As she works, she half listens to her colleagues gossiping and bickering as they get on with their own tasks; the background noise is comforting and wraps around her like a familiar snuggly blanket, keeping the emptiness away. She likes getting out of the Hub too, on Rift retrievals, and sometimes Weevil hunts, even helping to deal with alien invasions. That part of the job can be dangerous, but it’s often exhilarating. She’s part of something good, helping to keep the people of Cardiff safe from things they’re not ready to know about and wouldn’t understand. She’s learned so much and discovered capabilities within herself that she never would have imagined a few years ago. Rollercoaster ride though it can be, she can’t imagine a better or more rewarding career than working for Torchwood. Every day is an adventure.
So work is great, it’s after the workday ends that’s the problem, and for that very reason she often works late into the night, even when she doesn’t need to. Going home to her empty flat, especially on cold, dark winter evenings, is unappealing.
At home, she turns on the TV or the radio to chase away the silence, switches the lights on to push back the shadows, and finds ways to distract herself from the lack of company, doing chores, or reading a book, or working on her laptop, or sometimes even watching a movie. But no matter what she does to fill in the time between getting home and going to bed, she’s always painfully aware that she’s alone.
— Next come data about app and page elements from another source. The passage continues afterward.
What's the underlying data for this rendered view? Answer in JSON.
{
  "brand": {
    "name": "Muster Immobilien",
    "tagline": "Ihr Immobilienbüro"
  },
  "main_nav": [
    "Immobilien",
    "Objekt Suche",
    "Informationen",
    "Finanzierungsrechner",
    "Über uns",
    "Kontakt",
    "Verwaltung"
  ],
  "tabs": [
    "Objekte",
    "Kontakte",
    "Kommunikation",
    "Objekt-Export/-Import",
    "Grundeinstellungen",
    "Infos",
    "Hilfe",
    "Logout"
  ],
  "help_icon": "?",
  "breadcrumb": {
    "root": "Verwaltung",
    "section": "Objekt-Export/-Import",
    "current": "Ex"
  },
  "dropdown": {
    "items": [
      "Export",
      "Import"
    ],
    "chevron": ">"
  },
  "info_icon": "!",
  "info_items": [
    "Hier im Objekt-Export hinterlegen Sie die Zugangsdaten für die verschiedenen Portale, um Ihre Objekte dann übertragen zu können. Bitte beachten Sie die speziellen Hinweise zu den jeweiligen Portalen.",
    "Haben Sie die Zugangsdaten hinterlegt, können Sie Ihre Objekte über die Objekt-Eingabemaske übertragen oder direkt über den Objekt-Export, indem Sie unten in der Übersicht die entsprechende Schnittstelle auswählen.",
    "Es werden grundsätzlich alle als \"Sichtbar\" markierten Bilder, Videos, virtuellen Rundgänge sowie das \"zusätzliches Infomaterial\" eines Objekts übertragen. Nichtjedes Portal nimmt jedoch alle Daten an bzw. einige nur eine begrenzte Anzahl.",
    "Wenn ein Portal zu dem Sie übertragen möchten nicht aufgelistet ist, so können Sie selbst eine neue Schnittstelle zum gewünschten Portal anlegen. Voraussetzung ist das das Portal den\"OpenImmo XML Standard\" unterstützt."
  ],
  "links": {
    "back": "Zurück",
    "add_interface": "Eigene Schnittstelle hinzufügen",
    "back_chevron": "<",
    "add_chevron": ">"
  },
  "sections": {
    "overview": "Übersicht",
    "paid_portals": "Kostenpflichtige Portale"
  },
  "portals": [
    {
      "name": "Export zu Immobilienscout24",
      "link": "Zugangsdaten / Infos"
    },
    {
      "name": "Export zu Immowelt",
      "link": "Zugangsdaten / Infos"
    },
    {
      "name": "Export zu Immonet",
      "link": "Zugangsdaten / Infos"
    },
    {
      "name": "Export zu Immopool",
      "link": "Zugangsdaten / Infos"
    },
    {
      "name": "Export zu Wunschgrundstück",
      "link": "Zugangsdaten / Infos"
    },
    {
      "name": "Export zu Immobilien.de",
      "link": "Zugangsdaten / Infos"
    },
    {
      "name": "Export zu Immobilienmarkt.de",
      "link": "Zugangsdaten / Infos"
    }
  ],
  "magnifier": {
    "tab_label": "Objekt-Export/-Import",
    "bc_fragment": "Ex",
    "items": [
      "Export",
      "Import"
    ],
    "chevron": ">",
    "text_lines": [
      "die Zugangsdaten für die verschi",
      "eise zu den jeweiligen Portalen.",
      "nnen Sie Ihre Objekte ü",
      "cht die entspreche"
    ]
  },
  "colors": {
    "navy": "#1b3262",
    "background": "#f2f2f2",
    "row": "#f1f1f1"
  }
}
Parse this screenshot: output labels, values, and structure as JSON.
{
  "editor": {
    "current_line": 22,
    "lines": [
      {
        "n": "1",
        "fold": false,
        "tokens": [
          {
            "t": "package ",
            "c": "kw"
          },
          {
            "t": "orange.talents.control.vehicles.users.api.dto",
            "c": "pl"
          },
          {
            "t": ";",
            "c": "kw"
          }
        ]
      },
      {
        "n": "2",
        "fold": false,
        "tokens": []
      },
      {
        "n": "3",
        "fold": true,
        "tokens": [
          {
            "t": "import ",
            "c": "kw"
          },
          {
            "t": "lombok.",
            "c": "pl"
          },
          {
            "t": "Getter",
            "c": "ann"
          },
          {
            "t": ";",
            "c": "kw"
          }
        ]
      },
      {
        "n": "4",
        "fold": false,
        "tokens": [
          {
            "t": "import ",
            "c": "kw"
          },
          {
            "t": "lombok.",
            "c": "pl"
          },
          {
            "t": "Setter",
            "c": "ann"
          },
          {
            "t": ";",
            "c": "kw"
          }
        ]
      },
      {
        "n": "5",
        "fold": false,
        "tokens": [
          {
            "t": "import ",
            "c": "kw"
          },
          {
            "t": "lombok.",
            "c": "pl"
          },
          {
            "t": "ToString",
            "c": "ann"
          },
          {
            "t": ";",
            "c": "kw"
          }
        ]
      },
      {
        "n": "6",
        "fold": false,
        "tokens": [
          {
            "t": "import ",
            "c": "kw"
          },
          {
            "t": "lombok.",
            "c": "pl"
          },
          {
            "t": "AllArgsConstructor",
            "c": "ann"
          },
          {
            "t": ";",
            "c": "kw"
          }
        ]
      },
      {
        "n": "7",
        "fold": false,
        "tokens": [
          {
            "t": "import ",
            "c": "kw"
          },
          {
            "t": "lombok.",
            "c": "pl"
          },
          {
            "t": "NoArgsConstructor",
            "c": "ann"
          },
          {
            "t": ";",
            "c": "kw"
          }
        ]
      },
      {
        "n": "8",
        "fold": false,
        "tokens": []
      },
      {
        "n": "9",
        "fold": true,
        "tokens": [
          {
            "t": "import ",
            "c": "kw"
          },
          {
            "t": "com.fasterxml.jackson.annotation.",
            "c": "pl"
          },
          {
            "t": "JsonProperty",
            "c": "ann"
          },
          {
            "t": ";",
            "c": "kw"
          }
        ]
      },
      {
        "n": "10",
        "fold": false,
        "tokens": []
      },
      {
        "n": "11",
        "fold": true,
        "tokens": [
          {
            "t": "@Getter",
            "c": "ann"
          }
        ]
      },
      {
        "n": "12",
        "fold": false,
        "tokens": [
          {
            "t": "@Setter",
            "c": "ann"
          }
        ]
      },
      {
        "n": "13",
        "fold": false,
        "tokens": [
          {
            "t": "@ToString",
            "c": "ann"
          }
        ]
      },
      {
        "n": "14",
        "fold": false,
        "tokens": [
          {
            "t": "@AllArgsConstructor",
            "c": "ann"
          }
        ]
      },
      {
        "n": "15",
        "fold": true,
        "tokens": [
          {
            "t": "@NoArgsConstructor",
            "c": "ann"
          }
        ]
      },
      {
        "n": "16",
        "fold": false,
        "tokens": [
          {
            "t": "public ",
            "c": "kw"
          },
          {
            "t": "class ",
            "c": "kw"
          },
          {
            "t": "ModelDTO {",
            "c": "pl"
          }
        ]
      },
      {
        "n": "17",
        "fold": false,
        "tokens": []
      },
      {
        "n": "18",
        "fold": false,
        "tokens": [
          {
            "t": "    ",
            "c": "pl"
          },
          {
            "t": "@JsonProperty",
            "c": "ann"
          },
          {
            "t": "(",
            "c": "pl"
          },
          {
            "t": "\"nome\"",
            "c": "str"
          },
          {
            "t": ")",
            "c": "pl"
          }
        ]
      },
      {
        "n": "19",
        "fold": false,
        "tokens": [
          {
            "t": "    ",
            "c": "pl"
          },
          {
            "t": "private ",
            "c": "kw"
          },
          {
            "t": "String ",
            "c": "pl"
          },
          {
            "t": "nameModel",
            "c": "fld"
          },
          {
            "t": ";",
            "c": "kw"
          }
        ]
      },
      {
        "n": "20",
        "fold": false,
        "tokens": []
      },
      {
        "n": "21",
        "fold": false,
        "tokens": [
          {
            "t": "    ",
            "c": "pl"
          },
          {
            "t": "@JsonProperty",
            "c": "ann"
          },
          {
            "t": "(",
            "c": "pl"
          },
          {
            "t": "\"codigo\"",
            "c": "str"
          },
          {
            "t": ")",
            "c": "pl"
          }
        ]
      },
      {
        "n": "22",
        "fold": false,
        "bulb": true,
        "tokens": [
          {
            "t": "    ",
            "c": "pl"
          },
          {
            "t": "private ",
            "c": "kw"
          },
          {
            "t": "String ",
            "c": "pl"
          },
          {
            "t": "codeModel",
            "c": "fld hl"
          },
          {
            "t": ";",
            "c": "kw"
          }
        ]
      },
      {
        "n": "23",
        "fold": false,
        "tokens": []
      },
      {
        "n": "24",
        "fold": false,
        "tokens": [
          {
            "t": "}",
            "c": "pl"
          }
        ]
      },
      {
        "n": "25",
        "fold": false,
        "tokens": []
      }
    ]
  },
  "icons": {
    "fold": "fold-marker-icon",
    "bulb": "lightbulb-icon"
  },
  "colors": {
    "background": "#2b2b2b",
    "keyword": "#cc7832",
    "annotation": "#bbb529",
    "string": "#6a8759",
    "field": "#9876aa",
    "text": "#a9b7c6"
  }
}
By day, while she works surrounded by the bustle and barely controlled chaos that is Torchwood, she can tell herself she’s not lonely, that she has friends, that she has a place where she belongs, but when she’s all by herself in her little home she can’t hide from the truth. Loneliness surrounds her like a cold and cloying fog, making her feel hollow and empty inside. She has friends, yes, the people she spends her days with, people she even sometimes joins on an evening out, but there’s no special someone waiting for her at home, no one to welcome her back after a long day, cook her dinner, pour her a glass of wine, ask her about her day. No one to cuddle up with in front of the TV, no one to hold her and love her at night, no one to steal the covers, or press their cold feet against her, or snore until she pokes them in the side and tells them to turn over the way her mother always does with her father.
She’s not asking for much, she only wants what everybody wants, just somebody to love and to share her life with. But in her darkest moments, when the loneliness and silence feel like a suffocating weight pressing down on her, she can’t help wondering how much longer she’s expected to wait.